Ventilation Calculations – Inlets and Outlets
The rate of ventilation is influenced by the size of the openings, the roof pitch and the difference between inlets and outlets. As a general rule of thumb, the inlet should be at least twice the size of the outlet. When designing a new building or improving an old one, it is important to calculate the area of outlet required in a roof to allow heat and moisture from the livestock to escape by natural convection. If making improvements to shed ventilation, inlet and outlet areas should be at least brought up to the sizes outlined in the DAFM specification S101. When considering inlet sheeting/boarding it is important to look at the function of each option. In certain situations either due to the layout or situation of a farm building, natural ventilation might be inadequate. In this instance, mechanical ventilation could be considered. You should consult with your agricultural consultant for the best advice on which sheeting/boarding to use which will depend on the prevailing wind direction, type of animal and number of animals to be housed in the shed.
Ensure the outlet area is clean and clear.
General required outlet sizes can be seen in figure 4. These figures can be modified based on stocking densities and roof pitch.
Inlets should be provided beneath eaves using either a continuous opening, louvered sheeting, plastic mesh, or space boarding.
The inlet area should be at twice the size of the outlet area to create a natural air flow.
Clean water access is a primary requirement of all animal housing and must be available at all times.
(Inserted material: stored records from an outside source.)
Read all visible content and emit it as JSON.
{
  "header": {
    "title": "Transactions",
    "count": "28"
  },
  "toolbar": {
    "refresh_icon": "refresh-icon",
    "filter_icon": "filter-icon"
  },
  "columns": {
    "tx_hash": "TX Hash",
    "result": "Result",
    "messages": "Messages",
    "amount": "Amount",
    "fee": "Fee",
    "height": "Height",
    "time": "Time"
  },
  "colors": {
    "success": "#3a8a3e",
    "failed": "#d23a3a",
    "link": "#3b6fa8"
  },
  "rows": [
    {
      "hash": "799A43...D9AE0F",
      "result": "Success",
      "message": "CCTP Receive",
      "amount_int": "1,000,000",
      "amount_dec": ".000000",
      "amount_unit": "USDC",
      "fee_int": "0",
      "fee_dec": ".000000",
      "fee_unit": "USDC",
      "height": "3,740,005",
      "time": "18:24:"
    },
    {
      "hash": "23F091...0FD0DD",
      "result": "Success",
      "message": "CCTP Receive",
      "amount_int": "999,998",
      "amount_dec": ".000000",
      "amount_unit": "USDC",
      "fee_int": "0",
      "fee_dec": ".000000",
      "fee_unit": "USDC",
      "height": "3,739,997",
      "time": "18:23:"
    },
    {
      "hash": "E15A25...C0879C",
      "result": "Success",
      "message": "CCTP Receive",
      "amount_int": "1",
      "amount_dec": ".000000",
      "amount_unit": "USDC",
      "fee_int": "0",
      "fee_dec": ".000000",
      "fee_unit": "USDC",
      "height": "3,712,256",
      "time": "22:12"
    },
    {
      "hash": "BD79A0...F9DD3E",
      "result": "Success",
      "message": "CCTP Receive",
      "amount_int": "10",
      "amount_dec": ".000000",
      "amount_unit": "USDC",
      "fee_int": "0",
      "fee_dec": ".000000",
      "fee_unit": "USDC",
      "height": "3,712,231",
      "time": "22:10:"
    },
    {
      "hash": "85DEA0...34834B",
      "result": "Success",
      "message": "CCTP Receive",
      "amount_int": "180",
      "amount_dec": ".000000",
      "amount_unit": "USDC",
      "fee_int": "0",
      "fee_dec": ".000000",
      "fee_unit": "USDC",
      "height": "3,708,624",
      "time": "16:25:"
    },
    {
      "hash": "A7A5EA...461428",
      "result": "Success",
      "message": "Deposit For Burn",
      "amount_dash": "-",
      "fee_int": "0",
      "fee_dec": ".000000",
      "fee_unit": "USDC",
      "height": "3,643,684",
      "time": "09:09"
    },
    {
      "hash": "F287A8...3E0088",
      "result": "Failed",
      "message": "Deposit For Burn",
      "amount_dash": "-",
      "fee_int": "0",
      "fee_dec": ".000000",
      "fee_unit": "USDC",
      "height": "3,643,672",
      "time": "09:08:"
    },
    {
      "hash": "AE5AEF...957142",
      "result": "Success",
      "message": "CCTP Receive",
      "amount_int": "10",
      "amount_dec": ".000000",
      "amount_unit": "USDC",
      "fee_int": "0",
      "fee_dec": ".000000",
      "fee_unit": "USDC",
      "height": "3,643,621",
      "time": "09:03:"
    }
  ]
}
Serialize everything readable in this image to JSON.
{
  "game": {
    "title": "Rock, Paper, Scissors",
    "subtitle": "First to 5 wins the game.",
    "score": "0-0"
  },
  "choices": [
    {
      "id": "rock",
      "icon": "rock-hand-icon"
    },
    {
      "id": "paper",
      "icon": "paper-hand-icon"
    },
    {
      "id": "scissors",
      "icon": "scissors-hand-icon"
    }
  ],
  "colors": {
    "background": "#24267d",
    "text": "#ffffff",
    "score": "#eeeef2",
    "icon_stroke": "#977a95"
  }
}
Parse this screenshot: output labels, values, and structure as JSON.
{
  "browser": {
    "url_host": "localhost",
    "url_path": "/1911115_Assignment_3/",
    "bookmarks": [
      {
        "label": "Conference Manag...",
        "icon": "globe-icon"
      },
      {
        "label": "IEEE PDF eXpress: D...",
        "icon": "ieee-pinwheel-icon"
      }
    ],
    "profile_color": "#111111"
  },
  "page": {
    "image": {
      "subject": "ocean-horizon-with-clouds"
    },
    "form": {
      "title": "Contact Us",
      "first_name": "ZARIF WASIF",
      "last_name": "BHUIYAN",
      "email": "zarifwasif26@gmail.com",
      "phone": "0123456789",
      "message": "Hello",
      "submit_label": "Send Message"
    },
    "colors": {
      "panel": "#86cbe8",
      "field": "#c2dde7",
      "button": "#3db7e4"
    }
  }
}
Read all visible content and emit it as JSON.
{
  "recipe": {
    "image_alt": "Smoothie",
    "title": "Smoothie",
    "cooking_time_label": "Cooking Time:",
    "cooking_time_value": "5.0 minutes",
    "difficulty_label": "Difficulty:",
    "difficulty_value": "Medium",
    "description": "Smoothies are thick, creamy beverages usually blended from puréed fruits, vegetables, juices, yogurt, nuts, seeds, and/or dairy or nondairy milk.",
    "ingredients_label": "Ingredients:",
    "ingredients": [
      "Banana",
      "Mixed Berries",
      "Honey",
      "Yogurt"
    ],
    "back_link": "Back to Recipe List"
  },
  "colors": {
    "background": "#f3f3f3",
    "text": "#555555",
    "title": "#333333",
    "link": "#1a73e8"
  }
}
It is important that the location and height of the trough can accommodate all animals in that shed. Water is frequently spilt around water feeders. Ensure that the area around the feeder is well drained and any spilt water can drain away from the bedding area. Avoid placing feeders in areas where spilt water will pool creating flooded areas of the shed. Aim to give access to 10% of the group to drink at any one time. Animal water intake depends on the age and stage of lactation. See figure 5 for more detail
For further information regarding sheds modifications talk to you vet, your agricultural consultant or visit the Teagasc webpage through the link here.
As part of the Green Acres program, Agriland have constructed a Calf Health and Management series. As part of that series, Suzanne Naughton from MSD Animal Health discussed some of the key challenges when purchasing calves and the role of vaccination throughout the rearing period.
While calf purchase price and the genetics of the calf are foremost in terms of making a profit on calf-to-beef systems, calf health is also a pillar which deserves significant consideration. Focusing on hygiene and vaccination is the best policy to ensuring this happens. Pneumonia and scour are the two major illnesses that compromise calf health and reduce lifetime performance.
Prevention is always better and cheaper than the cure and a health plan should be implemented on-farm. It should be noted that no amount of vaccination can overcome a lack of quality colostrum administered to the calf at birth and the bacterial and viral challenges calves face when the environment they are reared in is not up to scratch.